About this exercise — Which lines have the string "view"? Copy all of them from the entries below.

Dataset extract —
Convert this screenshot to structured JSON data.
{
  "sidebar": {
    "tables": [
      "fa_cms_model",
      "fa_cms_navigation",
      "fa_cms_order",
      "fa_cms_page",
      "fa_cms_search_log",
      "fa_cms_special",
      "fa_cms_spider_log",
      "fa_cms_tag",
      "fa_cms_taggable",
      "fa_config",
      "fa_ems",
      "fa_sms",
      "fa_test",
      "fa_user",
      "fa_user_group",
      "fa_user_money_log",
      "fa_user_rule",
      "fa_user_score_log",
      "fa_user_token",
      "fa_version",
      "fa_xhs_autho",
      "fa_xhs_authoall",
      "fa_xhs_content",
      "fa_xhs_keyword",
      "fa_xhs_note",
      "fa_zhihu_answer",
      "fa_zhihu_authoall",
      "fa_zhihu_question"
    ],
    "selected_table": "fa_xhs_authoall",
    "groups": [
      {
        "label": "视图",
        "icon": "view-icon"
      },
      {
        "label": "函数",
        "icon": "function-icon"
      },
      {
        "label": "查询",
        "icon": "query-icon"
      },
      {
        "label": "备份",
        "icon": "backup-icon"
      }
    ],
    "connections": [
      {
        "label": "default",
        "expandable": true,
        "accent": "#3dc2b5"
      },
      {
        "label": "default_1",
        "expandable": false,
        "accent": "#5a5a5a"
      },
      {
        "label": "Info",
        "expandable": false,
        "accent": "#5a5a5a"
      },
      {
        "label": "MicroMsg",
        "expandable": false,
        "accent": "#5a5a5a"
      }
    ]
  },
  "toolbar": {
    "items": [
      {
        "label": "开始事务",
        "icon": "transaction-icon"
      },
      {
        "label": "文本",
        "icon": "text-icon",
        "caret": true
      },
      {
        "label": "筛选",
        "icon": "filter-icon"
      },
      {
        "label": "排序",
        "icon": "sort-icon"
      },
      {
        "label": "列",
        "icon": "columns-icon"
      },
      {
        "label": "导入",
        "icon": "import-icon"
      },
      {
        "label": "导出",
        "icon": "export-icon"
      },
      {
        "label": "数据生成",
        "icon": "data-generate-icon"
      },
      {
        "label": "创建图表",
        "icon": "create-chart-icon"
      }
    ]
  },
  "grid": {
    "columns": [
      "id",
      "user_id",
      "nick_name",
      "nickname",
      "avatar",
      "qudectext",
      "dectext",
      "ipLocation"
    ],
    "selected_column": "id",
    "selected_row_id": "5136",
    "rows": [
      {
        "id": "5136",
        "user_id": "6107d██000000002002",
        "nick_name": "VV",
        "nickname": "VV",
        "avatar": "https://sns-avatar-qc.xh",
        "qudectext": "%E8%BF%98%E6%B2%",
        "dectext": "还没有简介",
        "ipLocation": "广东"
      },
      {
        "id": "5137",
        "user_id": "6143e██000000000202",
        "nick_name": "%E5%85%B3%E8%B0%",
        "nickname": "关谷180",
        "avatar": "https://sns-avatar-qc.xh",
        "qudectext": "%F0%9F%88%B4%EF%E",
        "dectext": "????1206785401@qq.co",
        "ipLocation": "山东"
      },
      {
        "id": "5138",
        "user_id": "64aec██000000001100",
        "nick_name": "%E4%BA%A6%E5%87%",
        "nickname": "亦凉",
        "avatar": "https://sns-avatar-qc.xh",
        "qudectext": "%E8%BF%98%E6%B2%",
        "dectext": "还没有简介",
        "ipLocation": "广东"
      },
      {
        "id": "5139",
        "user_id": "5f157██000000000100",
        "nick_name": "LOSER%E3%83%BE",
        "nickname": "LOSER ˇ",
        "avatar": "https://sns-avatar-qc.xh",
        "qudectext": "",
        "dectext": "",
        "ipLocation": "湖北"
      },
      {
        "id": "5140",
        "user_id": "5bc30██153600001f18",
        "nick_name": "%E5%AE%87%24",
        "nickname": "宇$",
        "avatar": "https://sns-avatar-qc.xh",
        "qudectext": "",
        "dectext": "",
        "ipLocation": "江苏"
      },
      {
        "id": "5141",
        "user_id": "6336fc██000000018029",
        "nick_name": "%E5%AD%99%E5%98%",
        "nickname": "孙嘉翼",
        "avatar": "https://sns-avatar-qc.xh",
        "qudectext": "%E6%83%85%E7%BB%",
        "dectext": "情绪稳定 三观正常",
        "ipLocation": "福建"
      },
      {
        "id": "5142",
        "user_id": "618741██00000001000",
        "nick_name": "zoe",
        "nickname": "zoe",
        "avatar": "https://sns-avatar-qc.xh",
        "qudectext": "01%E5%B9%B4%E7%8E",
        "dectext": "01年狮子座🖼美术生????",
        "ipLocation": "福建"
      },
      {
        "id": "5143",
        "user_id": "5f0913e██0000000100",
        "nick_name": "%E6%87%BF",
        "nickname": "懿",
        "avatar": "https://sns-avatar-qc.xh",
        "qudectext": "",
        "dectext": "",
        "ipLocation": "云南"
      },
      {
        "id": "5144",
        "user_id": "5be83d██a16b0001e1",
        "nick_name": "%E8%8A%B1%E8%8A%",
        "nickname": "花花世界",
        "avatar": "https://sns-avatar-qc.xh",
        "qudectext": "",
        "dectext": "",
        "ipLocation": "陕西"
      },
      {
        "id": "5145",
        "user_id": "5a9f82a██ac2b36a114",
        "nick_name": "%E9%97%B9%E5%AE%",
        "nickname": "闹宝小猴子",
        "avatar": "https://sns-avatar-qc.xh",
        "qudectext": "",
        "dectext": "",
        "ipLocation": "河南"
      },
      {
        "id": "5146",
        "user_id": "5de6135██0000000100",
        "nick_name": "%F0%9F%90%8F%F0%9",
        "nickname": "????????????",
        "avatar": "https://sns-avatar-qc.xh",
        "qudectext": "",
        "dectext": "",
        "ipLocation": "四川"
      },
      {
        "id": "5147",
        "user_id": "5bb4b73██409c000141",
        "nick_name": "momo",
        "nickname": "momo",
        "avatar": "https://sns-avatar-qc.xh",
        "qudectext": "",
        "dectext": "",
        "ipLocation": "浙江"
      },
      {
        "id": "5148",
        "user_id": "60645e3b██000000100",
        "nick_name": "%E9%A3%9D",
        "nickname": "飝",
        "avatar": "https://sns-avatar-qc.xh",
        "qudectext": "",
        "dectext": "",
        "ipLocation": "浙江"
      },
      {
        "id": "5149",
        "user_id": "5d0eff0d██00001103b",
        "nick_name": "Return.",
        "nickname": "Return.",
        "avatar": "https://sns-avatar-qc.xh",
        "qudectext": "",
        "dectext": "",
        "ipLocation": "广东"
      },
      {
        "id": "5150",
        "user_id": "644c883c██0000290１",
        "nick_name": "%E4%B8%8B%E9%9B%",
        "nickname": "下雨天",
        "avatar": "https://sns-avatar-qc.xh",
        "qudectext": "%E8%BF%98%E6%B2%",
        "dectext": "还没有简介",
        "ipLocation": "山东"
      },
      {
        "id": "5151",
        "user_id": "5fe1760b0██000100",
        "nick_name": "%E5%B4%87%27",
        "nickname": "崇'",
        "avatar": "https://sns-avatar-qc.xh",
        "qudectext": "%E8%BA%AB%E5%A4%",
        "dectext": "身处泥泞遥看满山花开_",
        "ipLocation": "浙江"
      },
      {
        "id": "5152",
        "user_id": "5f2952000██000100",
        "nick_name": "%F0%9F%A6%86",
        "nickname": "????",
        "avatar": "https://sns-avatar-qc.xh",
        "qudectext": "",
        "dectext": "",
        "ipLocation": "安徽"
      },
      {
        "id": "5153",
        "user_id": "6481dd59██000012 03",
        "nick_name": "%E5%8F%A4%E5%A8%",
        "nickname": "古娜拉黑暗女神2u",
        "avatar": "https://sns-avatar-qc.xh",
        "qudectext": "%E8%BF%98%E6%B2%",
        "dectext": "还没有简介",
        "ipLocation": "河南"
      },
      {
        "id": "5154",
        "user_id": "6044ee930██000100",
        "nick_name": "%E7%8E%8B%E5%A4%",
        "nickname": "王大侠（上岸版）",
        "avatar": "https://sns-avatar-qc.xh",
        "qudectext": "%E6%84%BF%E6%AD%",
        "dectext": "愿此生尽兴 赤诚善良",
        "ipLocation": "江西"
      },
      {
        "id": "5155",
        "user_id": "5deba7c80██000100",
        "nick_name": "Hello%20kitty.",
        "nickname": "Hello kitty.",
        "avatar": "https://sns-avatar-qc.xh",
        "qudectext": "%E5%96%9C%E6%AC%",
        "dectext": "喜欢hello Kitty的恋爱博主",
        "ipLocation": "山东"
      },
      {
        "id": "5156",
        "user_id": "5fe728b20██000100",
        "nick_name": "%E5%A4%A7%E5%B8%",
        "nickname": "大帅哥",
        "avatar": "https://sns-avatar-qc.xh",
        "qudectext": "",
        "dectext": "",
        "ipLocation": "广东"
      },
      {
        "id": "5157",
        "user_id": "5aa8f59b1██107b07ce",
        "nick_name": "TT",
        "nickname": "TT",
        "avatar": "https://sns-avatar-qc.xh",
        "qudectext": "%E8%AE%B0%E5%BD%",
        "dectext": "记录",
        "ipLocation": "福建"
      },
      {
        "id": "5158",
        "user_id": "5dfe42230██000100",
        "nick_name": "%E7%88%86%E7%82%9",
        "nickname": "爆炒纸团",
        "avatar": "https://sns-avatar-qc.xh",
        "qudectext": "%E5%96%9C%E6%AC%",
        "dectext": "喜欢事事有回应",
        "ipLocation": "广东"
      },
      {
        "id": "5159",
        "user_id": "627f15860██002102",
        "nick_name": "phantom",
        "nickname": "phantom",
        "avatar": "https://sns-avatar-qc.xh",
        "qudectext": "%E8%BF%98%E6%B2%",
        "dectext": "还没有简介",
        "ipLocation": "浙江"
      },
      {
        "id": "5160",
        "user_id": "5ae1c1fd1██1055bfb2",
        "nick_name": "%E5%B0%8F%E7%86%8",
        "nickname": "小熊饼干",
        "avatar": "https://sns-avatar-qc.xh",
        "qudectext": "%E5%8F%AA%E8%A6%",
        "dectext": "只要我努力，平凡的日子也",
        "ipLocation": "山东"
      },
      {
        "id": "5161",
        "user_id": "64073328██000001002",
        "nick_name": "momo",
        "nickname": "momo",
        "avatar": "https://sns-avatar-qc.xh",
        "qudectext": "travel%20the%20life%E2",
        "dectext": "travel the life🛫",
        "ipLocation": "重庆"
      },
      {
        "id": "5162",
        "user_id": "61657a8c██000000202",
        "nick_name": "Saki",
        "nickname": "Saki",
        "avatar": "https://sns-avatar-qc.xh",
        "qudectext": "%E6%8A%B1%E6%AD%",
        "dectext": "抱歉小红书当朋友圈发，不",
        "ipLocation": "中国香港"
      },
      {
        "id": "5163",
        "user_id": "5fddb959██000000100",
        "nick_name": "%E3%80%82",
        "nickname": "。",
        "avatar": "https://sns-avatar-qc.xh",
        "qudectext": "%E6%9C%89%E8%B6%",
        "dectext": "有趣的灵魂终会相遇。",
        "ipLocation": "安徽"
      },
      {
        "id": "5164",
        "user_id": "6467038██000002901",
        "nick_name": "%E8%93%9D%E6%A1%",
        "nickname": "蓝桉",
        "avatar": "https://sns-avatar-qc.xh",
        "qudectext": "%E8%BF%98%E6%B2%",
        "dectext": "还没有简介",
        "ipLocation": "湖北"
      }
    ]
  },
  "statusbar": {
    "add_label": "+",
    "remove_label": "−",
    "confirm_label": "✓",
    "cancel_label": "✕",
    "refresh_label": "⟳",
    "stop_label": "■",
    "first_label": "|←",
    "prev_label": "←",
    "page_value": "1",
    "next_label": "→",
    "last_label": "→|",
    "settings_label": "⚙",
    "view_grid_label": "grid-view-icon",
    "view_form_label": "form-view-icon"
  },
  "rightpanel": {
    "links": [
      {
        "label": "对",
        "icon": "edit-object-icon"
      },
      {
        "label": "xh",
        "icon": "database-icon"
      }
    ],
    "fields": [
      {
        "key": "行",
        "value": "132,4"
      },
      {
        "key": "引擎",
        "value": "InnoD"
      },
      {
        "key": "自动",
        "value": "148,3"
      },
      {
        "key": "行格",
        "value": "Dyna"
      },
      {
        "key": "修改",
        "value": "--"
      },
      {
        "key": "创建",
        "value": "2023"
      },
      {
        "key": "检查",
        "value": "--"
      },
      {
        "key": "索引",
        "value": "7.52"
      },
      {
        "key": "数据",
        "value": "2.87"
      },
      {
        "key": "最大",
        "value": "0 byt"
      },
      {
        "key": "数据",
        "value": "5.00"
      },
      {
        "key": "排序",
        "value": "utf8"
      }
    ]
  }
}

Response below —
        "icon": "view-icon"
    "view_grid_label": "grid-view-icon",
    "view_form_label": "form-view-icon"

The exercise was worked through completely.